**Task description:** Among the records that follow, count the lines where "flag" appears, and state the count by itself.

**Source material:**

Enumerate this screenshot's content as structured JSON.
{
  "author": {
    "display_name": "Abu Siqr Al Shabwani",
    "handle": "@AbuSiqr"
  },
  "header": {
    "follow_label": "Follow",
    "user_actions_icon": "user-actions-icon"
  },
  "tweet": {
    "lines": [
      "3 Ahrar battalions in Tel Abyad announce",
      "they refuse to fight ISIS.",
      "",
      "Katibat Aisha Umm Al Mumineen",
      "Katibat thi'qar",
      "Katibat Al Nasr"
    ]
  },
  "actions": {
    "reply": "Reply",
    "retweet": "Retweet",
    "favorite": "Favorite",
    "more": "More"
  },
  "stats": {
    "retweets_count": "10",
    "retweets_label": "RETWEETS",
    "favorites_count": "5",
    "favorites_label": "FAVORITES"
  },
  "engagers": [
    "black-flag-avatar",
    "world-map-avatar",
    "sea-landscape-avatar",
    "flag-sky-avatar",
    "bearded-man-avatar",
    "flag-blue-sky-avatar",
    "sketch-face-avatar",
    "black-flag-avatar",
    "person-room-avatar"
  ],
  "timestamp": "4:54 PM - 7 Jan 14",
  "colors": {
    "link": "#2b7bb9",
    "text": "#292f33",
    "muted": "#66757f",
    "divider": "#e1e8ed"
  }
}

**Result:** 4